(TASK INSTRUCTIONS): Report back every line below that carries the word "name".

(DATASET RECORDS):
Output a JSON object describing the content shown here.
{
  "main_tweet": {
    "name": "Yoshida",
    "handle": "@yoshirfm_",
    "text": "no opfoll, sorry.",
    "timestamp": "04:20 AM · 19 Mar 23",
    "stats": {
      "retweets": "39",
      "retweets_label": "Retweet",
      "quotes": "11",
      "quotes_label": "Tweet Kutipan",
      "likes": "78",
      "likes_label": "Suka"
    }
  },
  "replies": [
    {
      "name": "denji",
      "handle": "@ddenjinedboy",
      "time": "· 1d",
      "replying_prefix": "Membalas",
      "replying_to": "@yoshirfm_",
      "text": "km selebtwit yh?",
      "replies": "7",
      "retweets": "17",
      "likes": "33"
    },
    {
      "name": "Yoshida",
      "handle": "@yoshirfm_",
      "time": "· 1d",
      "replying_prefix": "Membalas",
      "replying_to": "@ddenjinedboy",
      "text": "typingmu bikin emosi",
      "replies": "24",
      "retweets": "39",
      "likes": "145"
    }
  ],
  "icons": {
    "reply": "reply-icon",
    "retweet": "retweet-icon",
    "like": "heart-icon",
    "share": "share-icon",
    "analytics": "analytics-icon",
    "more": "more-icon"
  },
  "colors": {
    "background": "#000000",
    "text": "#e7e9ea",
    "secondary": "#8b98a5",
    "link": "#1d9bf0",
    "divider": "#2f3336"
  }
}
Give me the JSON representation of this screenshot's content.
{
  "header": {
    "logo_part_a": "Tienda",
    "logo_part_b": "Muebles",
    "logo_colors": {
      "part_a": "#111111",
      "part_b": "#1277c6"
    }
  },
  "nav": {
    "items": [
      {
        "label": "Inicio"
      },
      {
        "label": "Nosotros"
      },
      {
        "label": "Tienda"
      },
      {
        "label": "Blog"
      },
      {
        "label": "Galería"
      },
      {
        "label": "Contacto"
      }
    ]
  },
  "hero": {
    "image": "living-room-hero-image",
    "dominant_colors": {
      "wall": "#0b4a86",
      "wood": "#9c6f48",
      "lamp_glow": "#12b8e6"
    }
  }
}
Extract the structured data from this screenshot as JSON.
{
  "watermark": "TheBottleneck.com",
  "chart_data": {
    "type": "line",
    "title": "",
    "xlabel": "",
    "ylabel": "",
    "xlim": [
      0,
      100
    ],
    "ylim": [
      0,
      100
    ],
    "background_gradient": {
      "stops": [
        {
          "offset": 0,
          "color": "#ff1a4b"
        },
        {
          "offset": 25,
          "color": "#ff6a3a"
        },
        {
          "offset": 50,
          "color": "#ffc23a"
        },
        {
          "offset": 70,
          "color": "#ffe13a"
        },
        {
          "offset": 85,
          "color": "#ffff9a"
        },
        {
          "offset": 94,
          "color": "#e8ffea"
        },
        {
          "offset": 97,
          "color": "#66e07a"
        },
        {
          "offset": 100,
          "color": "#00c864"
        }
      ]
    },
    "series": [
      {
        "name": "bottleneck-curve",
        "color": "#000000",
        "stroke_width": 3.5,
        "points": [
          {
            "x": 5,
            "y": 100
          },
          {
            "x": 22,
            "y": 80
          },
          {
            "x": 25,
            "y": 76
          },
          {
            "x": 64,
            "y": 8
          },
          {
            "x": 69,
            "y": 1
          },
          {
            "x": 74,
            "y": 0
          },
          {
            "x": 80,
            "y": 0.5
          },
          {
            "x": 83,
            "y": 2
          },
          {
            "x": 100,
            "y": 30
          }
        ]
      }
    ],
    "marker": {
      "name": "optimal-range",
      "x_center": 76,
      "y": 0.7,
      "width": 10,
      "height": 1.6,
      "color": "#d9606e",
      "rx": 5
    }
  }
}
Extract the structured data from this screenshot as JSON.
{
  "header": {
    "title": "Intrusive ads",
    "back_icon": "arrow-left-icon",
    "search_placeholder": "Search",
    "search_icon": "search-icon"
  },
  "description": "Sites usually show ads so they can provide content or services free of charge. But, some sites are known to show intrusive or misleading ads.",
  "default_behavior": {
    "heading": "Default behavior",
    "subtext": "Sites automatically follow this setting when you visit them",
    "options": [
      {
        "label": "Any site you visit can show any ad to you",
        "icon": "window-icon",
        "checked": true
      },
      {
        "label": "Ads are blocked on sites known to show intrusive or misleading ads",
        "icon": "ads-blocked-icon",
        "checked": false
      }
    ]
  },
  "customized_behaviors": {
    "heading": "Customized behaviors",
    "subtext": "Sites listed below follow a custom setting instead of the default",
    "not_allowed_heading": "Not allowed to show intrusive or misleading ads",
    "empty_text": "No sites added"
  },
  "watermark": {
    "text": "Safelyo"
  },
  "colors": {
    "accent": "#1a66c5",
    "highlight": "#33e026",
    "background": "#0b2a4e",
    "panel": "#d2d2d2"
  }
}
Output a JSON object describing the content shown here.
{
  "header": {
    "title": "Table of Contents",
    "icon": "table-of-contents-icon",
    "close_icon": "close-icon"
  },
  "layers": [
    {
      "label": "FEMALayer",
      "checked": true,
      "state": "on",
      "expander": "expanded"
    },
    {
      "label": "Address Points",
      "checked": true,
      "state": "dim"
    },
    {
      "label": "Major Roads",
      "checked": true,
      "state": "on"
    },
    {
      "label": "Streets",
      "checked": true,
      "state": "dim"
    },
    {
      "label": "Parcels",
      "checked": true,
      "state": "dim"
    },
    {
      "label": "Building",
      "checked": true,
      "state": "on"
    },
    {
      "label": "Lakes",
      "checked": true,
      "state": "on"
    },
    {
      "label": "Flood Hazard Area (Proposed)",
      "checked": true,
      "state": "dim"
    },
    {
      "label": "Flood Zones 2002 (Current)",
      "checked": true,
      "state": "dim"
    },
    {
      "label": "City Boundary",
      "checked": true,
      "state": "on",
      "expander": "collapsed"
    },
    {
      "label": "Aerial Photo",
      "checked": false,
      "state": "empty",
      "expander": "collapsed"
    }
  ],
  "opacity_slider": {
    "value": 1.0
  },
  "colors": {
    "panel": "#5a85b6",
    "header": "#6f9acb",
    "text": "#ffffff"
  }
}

(EXERCISE RESULT):
    "name": "Yoshida",
      "name": "denji",
      "name": "Yoshida",
        "name": "bottleneck-curve",
      "name": "optimal-range",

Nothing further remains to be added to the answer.